In a nonreactive 4-quart saucepan, mix everything in the pot. **If you are using the liqueur, do not add this in until you are done cooking - alcohol + heat = fire, and that's not good right now**.  Cook over medium-low heat, stirring frequently, until sugar is dissolved.  You'll start to hear some of the cranberries pop after few minutes-kind of like popcorn.  Cook about 10 minutes more until it looks like most of the cranberries are have popped and the sauce starts to thicken up.  Turn off the heat from the stove top and add the liqueur if you choose to use it at this point.  Refrigerate the sauce for about an hour, or until completely cooled, before serving.

Orange zest to add to saucepan
Everything in the pan

Foamy as it cooks down
The finished sauce

Friday, November 11, 2011

The Fall Classic...Apple Pie

You didn't think I'd let Fall pass me by without making an apple pie, did you?!?!

Someone brought Apple Pie into the office this week and it just boosted me to get on with the pie making. I had apples from apple picking staring at me in the fridge just waiting to be made into a pie, but I kept putting it off. One of the things, to me, that is most tedious about making an apple pie is not the pie crust, it's peeling, coring and slicing all those apples! Maybe I should invest in a gadget to do that for me.

This is a recipe from Martha Stewart. You'll see that the pie dough recipe calls for the dough to chill for about an hour. So make the dough first and then while it is in the fridge, you can prepare the other components for the pie. You can use a food processor or your two hands and a pastry blender to make the dough. I do not have a food processor and so I've always made the pie crust by hand. One tip I came across was to freeze the sticks of butter and grate them into the flour. This will give you the same kind of texture that you would get with using a food processor. Whichever you route you take, you should remember to measure your ingredients accurately, use cold butter, and don't over mix the dough mixture. Also, make sure your pie is completely cooled before you cover it up. If there is any steam left inside, it will just turn the top of your crust soggy and make it collapse.


Pie Dough:

2 1/2 cups all-purpose flour
1 teaspoon salt
1 teaspoon sugar
1 cup (2 sticks) unsalted butter chilled and cut into small pieces
1/4 to 1/2 cup ice water


2 tablespoons all-purpose flour, plus more for dusting
12 baking apples, peeled, cored, and sliced
3/4 cup sugar, plus additional for pie top
Zest and juice of 1 lemon
1 1/2 teaspoons cinnamon
1/2 teaspoon nutmeg
Pinch ground cloves
2 tablespoons unsalted butter
1 large egg, beaten

Directions for making pie dough:

In the bowl of a food processor, combine flour, salt, and sugar.
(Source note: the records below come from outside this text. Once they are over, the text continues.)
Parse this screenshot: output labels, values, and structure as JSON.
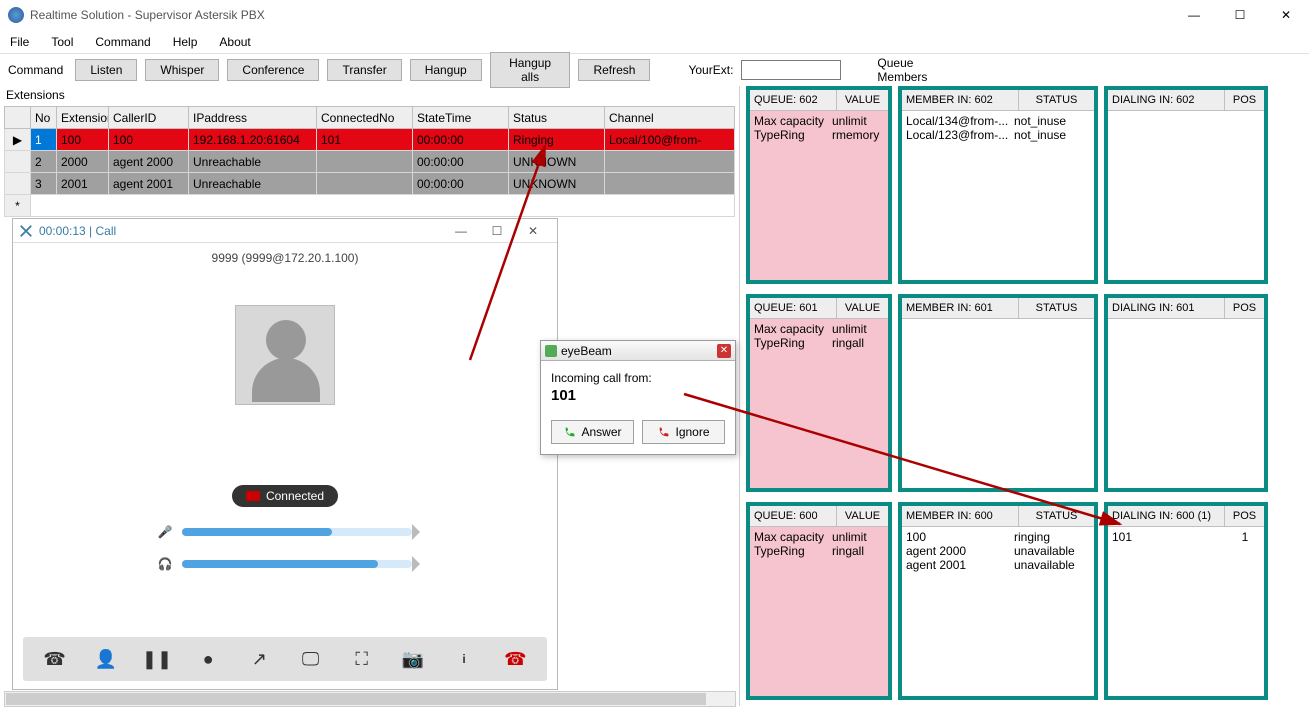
{
  "window": {
    "title": "Realtime Solution - Supervisor Astersik PBX"
  },
  "menu": {
    "file": "File",
    "tool": "Tool",
    "command": "Command",
    "help": "Help",
    "about": "About"
  },
  "toolbar": {
    "command": "Command",
    "listen": "Listen",
    "whisper": "Whisper",
    "conference": "Conference",
    "transfer": "Transfer",
    "hangup": "Hangup",
    "hangup_alls": "Hangup alls",
    "refresh": "Refresh",
    "your_ext": "YourExt:",
    "your_ext_value": ""
  },
  "sections": {
    "extensions": "Extensions",
    "queue_members": "Queue Members"
  },
  "ext_headers": {
    "no": "No",
    "extension": "Extension",
    "callerid": "CallerID",
    "ip": "IPaddress",
    "connected": "ConnectedNo",
    "statetime": "StateTime",
    "status": "Status",
    "channel": "Channel"
  },
  "ext_rows": [
    {
      "ptr": "▶",
      "no": "1",
      "ext": "100",
      "cid": "100",
      "ip": "192.168.1.20:61604",
      "conn": "101",
      "time": "00:00:00",
      "status": "Ringing",
      "chan": "Local/100@from-"
    },
    {
      "ptr": "",
      "no": "2",
      "ext": "2000",
      "cid": "agent 2000",
      "ip": "Unreachable",
      "conn": "",
      "time": "00:00:00",
      "status": "UNKNOWN",
      "chan": ""
    },
    {
      "ptr": "",
      "no": "3",
      "ext": "2001",
      "cid": "agent 2001",
      "ip": "Unreachable",
      "conn": "",
      "time": "00:00:00",
      "status": "UNKNOWN",
      "chan": ""
    }
  ],
  "softphone": {
    "title_time": "00:00:13",
    "title_call": "Call",
    "header": "9999 (9999@172.20.1.100)",
    "connected": "Connected",
    "mic_fill": 65,
    "spk_fill": 85
  },
  "eyebeam": {
    "title": "eyeBeam",
    "label": "Incoming call from:",
    "number": "101",
    "answer": "Answer",
    "ignore": "Ignore"
  },
  "queues": [
    {
      "queue_hdr": "QUEUE: 602",
      "value_hdr": "VALUE",
      "props": [
        [
          "Max capacity",
          "unlimit"
        ],
        [
          "TypeRing",
          "rmemory"
        ]
      ],
      "member_hdr": "MEMBER IN: 602",
      "status_hdr": "STATUS",
      "members": [
        [
          "Local/134@from-...",
          "not_inuse"
        ],
        [
          "Local/123@from-...",
          "not_inuse"
        ]
      ],
      "dial_hdr": "DIALING IN: 602",
      "pos_hdr": "POS",
      "dials": []
    },
    {
      "queue_hdr": "QUEUE: 601",
      "value_hdr": "VALUE",
      "props": [
        [
          "Max capacity",
          "unlimit"
        ],
        [
          "TypeRing",
          "ringall"
        ]
      ],
      "member_hdr": "MEMBER IN: 601",
      "status_hdr": "STATUS",
      "members": [],
      "dial_hdr": "DIALING IN: 601",
      "pos_hdr": "POS",
      "dials": []
    },
    {
      "queue_hdr": "QUEUE: 600",
      "value_hdr": "VALUE",
      "props": [
        [
          "Max capacity",
          "unlimit"
        ],
        [
          "TypeRing",
          "ringall"
        ]
      ],
      "member_hdr": "MEMBER IN: 600",
      "status_hdr": "STATUS",
      "members": [
        [
          "100",
          "ringing"
        ],
        [
          "agent 2000",
          "unavailable"
        ],
        [
          "agent 2001",
          "unavailable"
        ]
      ],
      "dial_hdr": "DIALING IN: 600 (1)",
      "pos_hdr": "POS",
      "dials": [
        [
          "101",
          "1"
        ]
      ]
    }
  ]
}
Add butter, and process until the mixture resembles coarse meal, 8 to 10 seconds.

With machine running, add ice water in a slow, steady stream through feed tube. Pulse until dough holds together without being wet or sticky; be careful not to process more than 30 seconds. To test, squeeze a small amount together: If it is crumbly, add more ice water, 1 tablespoon at a time.

Divide dough into two equal balls. Flatten each ball into a disc and wrap in plastic. Transfer to the refrigerator and chill at least 1 hour.

Directions for filling and assembling the pie:

Heat oven to 375 degrees. On a lightly floured surface, roll out dough into two 1/8-inch-thick circles to a diameter slightly larger than that of an 11-inch plate. Press one pastry circle into the pie plate. Place the other circle on waxed paper, and cover with plastic wrap and set aside.

In a large bowl, combine apples, sugar, lemon zest and juice, spices, and flour. Toss well. Spoon apples into pie pan. Dot with butter, and cover with remaining pastry circle. Cut several steam vents across top. Seal by crimping edges as desired. Brush with beaten egg, and sprinkle with additional sugar.

Bake until crust is brown and juices are bubbling, about 1 hour. Let cool on wire rack before serving.